Yes, I’ve read plenty about the ire from the wider Linux community Red Hat brought on by only providing source RPMs to paying customers. However, the article you linked to indicated that Rocky has two viable, legal methods to obtain the SRPMs. There’s at least one level of indirection for both methods, and it’s possible Red Hat tries to close this “loophole” (for lack of a better term), but Rocky will continue as best it can.
I used to run Debian on all my personal devices, even my DIY home router. I ultimately got tired of the Debian way once I started using Arch Linux in earnest.
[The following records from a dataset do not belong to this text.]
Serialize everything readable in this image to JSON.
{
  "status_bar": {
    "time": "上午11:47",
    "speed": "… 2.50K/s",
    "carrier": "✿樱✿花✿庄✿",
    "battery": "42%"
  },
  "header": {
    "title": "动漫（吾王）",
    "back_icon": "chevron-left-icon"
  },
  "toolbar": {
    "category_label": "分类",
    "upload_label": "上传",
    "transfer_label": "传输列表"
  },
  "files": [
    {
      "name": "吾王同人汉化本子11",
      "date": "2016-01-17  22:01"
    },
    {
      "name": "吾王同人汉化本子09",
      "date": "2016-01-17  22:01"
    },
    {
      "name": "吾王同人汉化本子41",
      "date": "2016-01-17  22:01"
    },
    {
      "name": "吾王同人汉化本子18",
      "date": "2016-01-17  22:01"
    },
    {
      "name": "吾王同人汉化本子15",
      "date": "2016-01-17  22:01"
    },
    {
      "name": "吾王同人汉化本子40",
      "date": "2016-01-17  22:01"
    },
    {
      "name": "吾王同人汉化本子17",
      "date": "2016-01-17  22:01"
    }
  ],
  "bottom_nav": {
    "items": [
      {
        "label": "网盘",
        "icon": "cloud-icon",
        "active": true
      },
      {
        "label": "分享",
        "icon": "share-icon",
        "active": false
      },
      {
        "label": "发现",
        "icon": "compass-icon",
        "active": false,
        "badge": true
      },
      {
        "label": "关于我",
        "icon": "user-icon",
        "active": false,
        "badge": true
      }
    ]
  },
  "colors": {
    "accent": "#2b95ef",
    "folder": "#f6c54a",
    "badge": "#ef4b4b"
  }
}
Granted, I’ve maintained the Debian ways that I still think are good ideas, but dropped a lot of the things Debian does as a matter of principle. Arch Linux gives you the flexibility to do that, without compromising functionality or purpose.
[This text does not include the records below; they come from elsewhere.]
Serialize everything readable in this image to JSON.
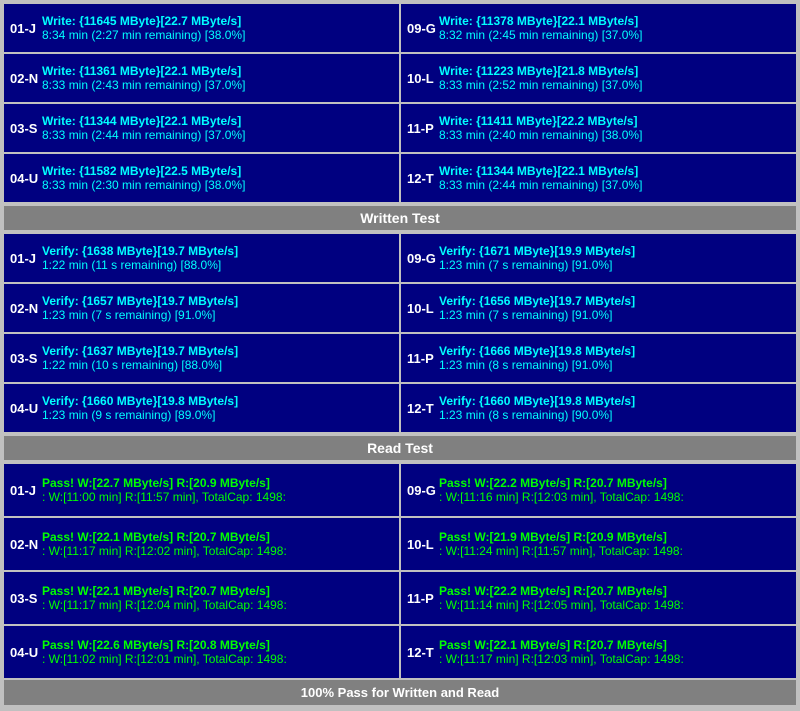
{
  "writeSection": {
    "rows": [
      {
        "left": {
          "id": "01-J",
          "line1": "Write: {11645 MByte}[22.7 MByte/s]",
          "line2": "8:34 min (2:27 min remaining)  [38.0%]"
        },
        "right": {
          "id": "09-G",
          "line1": "Write: {11378 MByte}[22.1 MByte/s]",
          "line2": "8:32 min (2:45 min remaining)  [37.0%]"
        }
      },
      {
        "left": {
          "id": "02-N",
          "line1": "Write: {11361 MByte}[22.1 MByte/s]",
          "line2": "8:33 min (2:43 min remaining)  [37.0%]"
        },
        "right": {
          "id": "10-L",
          "line1": "Write: {11223 MByte}[21.8 MByte/s]",
          "line2": "8:33 min (2:52 min remaining)  [37.0%]"
        }
      },
      {
        "left": {
          "id": "03-S",
          "line1": "Write: {11344 MByte}[22.1 MByte/s]",
          "line2": "8:33 min (2:44 min remaining)  [37.0%]"
        },
        "right": {
          "id": "11-P",
          "line1": "Write: {11411 MByte}[22.2 MByte/s]",
          "line2": "8:33 min (2:40 min remaining)  [38.0%]"
        }
      },
      {
        "left": {
          "id": "04-U",
          "line1": "Write: {11582 MByte}[22.5 MByte/s]",
          "line2": "8:33 min (2:30 min remaining)  [38.0%]"
        },
        "right": {
          "id": "12-T",
          "line1": "Write: {11344 MByte}[22.1 MByte/s]",
          "line2": "8:33 min (2:44 min remaining)  [37.0%]"
        }
      }
    ],
    "header": "Written Test"
  },
  "verifySection": {
    "rows": [
      {
        "left": {
          "id": "01-J",
          "line1": "Verify: {1638 MByte}[19.7 MByte/s]",
          "line2": "1:22 min (11 s remaining)   [88.0%]"
        },
        "right": {
          "id": "09-G",
          "line1": "Verify: {1671 MByte}[19.9 MByte/s]",
          "line2": "1:23 min (7 s remaining)   [91.0%]"
        }
      },
      {
        "left": {
          "id": "02-N",
          "line1": "Verify: {1657 MByte}[19.7 MByte/s]",
          "line2": "1:23 min (7 s remaining)   [91.0%]"
        },
        "right": {
          "id": "10-L",
          "line1": "Verify: {1656 MByte}[19.7 MByte/s]",
          "line2": "1:23 min (7 s remaining)   [91.0%]"
        }
      },
      {
        "left": {
          "id": "03-S",
          "line1": "Verify: {1637 MByte}[19.7 MByte/s]",
          "line2": "1:22 min (10 s remaining)   [88.0%]"
        },
        "right": {
          "id": "11-P",
          "line1": "Verify: {1666 MByte}[19.8 MByte/s]",
          "line2": "1:23 min (8 s remaining)   [91.0%]"
        }
      },
      {
        "left": {
          "id": "04-U",
          "line1": "Verify: {1660 MByte}[19.8 MByte/s]",
          "line2": "1:23 min (9 s remaining)   [89.0%]"
        },
        "right": {
          "id": "12-T",
          "line1": "Verify: {1660 MByte}[19.8 MByte/s]",
          "line2": "1:23 min (8 s remaining)   [90.0%]"
        }
      }
    ],
    "header": "Read Test"
  },
  "passSection": {
    "rows": [
      {
        "left": {
          "id": "01-J",
          "line1": "Pass! W:[22.7 MByte/s] R:[20.9 MByte/s]",
          "line2": ": W:[11:00 min] R:[11:57 min], TotalCap: 1498:"
        },
        "right": {
          "id": "09-G",
          "line1": "Pass! W:[22.2 MByte/s] R:[20.7 MByte/s]",
          "line2": ": W:[11:16 min] R:[12:03 min], TotalCap: 1498:"
        }
      },
      {
        "left": {
          "id": "02-N",
          "line1": "Pass! W:[22.1 MByte/s] R:[20.7 MByte/s]",
          "line2": ": W:[11:17 min] R:[12:02 min], TotalCap: 1498:"
        },
        "right": {
          "id": "10-L",
          "line1": "Pass! W:[21.9 MByte/s] R:[20.9 MByte/s]",
          "line2": ": W:[11:24 min] R:[11:57 min], TotalCap: 1498:"
        }
      },
      {
        "left": {
          "id": "03-S",
          "line1": "Pass! W:[22.1 MByte/s] R:[20.7 MByte/s]",
          "line2": ": W:[11:17 min] R:[12:04 min], TotalCap: 1498:"
        },
        "right": {
          "id": "11-P",
          "line1": "Pass! W:[22.2 MByte/s] R:[20.7 MByte/s]",
          "line2": ": W:[11:14 min] R:[12:05 min], TotalCap: 1498:"
        }
      },
      {
        "left": {
          "id": "04-U",
          "line1": "Pass! W:[22.6 MByte/s] R:[20.8 MByte/s]",
          "line2": ": W:[11:02 min] R:[12:01 min], TotalCap: 1498:"
        },
        "right": {
          "id": "12-T",
          "line1": "Pass! W:[22.1 MByte/s] R:[20.7 MByte/s]",
          "line2": ": W:[11:17 min] R:[12:03 min], TotalCap: 1498:"
        }
      }
    ]
  },
  "footer": "100% Pass for Written and Read"
}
I’m going with a modern Red Hat based distro mainly to keep my skills in that area as current as possible. Most of my recent Red Hat experience has been on RHEL7, which is end of life on July 1, 2024. My dad’s VPS is running CentOS 7, which is EOL on the same day. I’m mainly going with Rocky (or perhaps Alma, if they navigate the Red Hat drama better than Rocky) so it’s maintainable by someone other than me, since my father will also be using the new VPS.